#### Work instruction
Return, from the lines below, each one that includes the word "true".

#### Available data
◇ ◇ ◇
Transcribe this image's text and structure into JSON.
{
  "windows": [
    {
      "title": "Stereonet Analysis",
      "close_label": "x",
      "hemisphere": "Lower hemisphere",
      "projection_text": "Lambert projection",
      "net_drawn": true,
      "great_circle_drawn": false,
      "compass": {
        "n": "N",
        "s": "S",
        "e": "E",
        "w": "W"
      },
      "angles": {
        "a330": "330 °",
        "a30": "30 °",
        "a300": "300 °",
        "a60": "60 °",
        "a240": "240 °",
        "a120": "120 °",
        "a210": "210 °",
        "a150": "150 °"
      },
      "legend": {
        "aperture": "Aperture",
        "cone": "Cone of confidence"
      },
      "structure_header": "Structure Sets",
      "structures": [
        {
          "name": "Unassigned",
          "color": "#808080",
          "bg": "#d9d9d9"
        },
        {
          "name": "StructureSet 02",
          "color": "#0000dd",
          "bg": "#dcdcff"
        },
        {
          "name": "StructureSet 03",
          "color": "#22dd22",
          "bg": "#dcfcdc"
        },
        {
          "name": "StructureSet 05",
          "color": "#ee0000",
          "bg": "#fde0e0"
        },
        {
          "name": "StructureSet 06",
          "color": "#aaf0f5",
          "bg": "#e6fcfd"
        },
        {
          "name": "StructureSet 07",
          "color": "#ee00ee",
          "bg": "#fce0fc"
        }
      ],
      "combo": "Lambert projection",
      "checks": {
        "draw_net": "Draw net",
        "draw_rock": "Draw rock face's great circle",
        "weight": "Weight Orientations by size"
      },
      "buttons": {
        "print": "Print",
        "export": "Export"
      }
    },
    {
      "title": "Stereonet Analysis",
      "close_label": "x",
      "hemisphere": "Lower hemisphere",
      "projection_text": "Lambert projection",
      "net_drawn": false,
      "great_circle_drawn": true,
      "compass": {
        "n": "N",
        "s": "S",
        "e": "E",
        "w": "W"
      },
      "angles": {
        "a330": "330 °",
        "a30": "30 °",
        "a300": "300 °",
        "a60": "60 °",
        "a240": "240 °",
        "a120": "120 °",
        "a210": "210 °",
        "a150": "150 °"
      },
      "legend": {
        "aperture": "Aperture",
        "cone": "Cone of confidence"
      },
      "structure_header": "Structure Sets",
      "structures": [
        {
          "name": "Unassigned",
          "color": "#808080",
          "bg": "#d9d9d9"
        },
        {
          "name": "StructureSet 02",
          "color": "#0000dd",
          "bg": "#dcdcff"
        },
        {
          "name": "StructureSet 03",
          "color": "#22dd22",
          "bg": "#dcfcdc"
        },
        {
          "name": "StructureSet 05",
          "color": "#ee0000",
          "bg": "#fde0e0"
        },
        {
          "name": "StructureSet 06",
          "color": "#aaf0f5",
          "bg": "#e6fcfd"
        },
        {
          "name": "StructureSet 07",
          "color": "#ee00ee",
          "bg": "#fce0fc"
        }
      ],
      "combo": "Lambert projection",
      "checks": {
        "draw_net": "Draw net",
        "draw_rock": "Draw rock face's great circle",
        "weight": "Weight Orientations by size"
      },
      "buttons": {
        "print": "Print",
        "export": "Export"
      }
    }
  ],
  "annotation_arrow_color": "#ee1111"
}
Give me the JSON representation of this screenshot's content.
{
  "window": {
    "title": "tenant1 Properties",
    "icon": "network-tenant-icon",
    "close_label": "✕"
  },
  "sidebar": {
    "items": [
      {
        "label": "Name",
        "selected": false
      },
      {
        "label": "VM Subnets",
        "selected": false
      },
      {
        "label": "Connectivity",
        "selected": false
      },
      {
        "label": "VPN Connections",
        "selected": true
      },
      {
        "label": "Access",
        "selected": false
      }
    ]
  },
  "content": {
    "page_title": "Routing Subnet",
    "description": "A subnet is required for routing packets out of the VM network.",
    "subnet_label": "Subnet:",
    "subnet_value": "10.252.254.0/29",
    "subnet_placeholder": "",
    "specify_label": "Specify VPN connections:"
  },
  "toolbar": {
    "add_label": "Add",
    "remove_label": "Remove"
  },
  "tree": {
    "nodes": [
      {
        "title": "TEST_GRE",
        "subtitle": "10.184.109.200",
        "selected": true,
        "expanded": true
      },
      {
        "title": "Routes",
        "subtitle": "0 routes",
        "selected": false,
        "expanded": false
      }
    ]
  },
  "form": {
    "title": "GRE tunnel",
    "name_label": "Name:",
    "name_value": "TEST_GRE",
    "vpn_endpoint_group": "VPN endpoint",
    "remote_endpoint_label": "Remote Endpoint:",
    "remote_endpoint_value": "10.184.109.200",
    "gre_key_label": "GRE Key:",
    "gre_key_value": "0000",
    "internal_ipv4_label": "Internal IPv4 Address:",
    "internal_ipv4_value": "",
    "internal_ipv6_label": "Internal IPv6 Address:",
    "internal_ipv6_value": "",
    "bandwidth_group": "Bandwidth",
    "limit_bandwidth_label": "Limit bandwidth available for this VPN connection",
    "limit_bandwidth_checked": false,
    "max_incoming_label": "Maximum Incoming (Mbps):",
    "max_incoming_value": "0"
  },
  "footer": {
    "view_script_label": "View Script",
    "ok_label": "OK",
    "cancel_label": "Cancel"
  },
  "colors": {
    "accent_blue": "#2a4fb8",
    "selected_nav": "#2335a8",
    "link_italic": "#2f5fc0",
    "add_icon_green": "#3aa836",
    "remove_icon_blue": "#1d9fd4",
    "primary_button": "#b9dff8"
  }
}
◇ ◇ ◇
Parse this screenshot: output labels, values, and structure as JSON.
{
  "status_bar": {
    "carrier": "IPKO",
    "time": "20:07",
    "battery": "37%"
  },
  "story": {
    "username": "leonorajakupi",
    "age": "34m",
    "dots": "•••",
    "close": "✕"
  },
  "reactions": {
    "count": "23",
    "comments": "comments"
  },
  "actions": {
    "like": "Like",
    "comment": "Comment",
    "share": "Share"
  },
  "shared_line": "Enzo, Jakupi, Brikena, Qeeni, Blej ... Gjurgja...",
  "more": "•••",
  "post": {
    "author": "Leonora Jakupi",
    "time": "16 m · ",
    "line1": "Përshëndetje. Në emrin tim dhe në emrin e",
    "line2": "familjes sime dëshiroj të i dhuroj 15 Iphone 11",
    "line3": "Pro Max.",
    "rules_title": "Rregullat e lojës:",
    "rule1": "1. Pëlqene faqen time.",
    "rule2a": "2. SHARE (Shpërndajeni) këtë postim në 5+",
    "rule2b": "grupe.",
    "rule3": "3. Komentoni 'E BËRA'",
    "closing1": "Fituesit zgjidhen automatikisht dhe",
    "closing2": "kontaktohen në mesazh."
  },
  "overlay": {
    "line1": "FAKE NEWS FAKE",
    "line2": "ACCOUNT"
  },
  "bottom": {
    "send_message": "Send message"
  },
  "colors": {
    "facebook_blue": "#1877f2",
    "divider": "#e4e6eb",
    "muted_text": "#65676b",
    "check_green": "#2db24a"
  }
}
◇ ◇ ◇
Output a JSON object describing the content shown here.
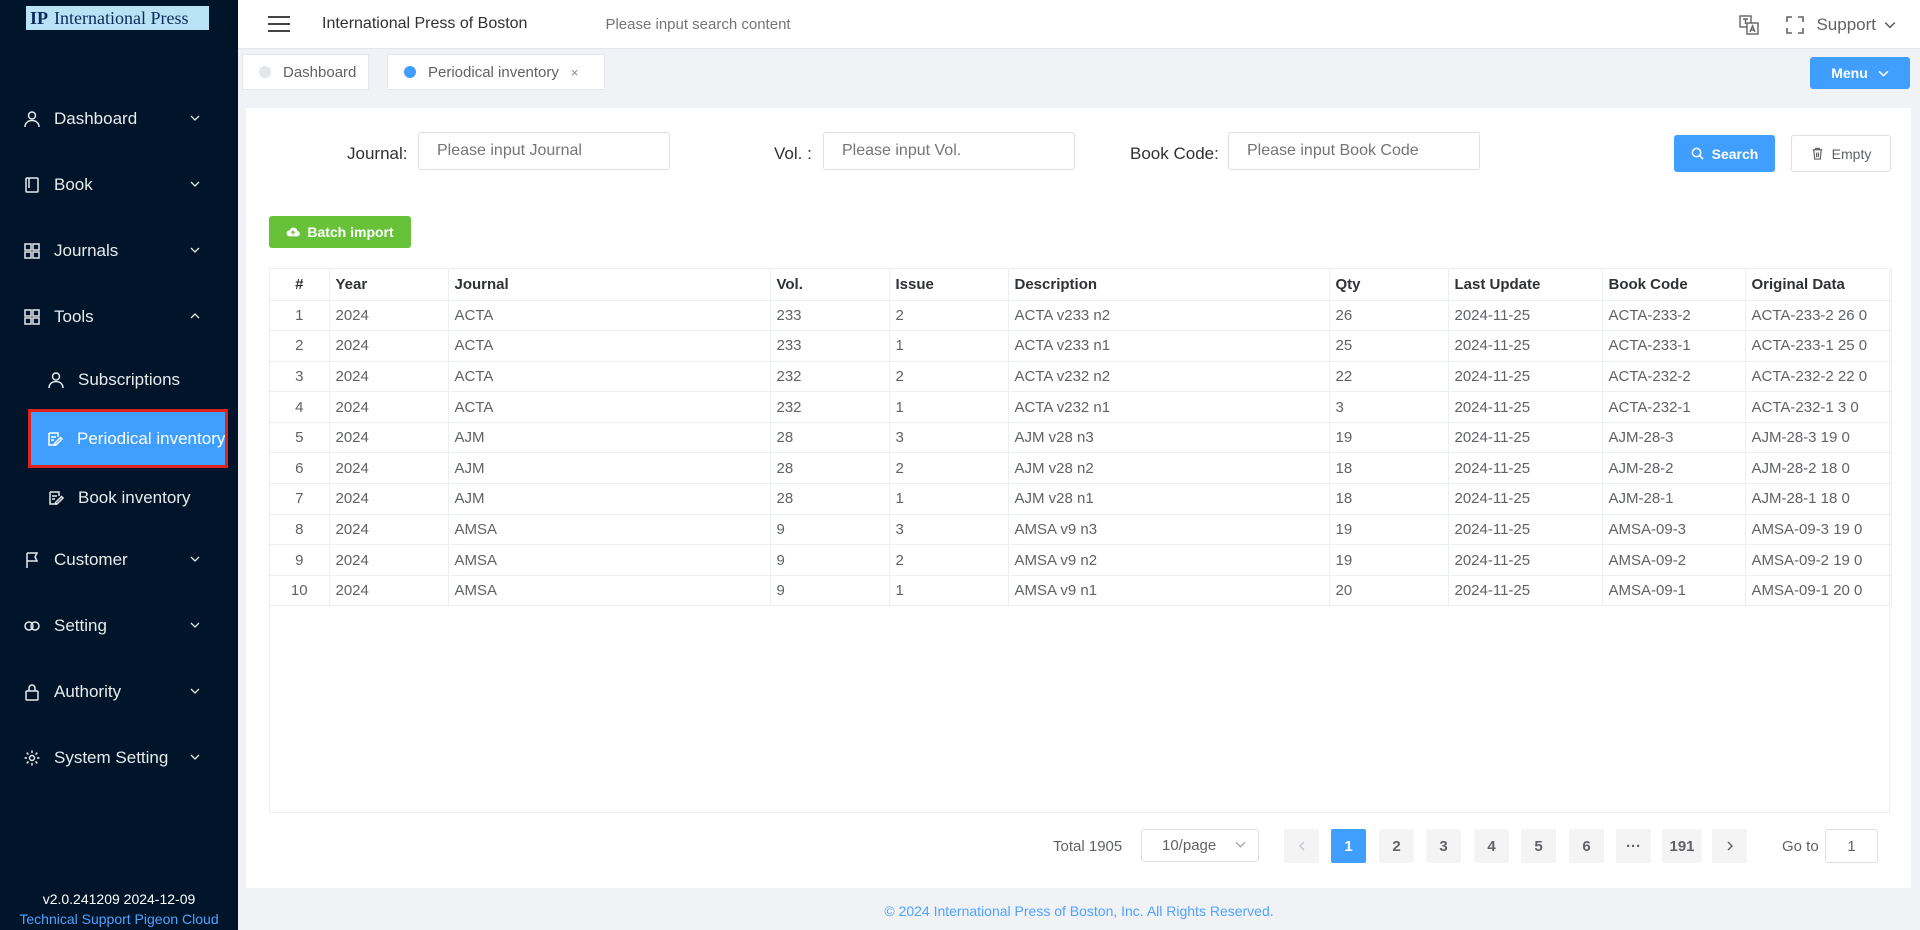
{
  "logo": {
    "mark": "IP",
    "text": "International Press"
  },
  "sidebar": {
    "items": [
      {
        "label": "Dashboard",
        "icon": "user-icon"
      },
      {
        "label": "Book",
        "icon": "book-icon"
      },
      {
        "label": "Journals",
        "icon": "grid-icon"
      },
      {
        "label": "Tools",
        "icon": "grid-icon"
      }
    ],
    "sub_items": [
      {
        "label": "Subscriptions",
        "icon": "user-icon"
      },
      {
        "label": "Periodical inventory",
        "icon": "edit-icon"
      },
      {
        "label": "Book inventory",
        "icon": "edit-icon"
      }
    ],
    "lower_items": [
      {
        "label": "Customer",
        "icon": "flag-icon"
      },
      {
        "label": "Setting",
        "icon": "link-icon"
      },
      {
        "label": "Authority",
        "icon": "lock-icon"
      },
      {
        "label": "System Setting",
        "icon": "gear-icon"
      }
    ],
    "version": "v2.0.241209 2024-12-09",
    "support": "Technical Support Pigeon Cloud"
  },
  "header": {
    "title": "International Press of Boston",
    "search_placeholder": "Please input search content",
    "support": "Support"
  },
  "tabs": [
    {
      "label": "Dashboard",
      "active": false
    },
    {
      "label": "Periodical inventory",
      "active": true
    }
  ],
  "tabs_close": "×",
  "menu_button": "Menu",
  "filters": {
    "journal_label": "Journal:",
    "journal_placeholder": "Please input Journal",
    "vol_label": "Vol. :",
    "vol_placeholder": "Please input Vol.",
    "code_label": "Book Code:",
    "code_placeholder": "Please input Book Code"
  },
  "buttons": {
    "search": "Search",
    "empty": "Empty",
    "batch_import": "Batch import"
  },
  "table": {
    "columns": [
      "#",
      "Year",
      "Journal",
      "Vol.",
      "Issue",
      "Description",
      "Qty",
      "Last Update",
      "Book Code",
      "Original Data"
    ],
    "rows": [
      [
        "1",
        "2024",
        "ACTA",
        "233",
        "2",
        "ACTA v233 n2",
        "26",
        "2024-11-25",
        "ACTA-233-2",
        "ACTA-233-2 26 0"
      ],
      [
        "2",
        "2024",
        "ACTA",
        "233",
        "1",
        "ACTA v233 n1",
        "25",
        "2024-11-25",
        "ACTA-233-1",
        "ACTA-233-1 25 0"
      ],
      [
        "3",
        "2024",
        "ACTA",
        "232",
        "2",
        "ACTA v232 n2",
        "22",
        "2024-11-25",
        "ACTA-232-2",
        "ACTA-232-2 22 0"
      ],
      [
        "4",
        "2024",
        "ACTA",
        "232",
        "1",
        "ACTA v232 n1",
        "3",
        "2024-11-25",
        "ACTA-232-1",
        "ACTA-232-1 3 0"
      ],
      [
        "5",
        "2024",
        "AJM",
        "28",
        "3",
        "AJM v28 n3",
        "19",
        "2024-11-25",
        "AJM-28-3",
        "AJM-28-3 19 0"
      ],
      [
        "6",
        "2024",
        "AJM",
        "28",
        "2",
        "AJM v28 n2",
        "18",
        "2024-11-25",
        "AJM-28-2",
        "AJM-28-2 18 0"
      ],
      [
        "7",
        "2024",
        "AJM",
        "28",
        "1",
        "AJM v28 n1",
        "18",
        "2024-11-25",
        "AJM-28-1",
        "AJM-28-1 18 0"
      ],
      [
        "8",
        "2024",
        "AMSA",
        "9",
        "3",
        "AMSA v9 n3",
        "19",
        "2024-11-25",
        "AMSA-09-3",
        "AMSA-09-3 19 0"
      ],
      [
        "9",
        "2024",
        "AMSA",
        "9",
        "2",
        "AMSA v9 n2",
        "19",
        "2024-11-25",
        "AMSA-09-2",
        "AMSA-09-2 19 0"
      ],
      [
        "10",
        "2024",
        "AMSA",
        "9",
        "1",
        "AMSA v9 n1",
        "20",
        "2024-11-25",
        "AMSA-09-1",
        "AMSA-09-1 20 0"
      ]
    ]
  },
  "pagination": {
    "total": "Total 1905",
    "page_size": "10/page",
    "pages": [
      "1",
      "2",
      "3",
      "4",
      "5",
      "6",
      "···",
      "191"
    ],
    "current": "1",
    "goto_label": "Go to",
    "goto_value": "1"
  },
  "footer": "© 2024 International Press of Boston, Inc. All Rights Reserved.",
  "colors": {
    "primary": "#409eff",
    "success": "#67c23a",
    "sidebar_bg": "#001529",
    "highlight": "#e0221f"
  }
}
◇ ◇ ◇
#### Reply to the task
      "net_drawn": true,
      "great_circle_drawn": true,
        "selected": true
        "selected": true,
        "expanded": true
      "active": true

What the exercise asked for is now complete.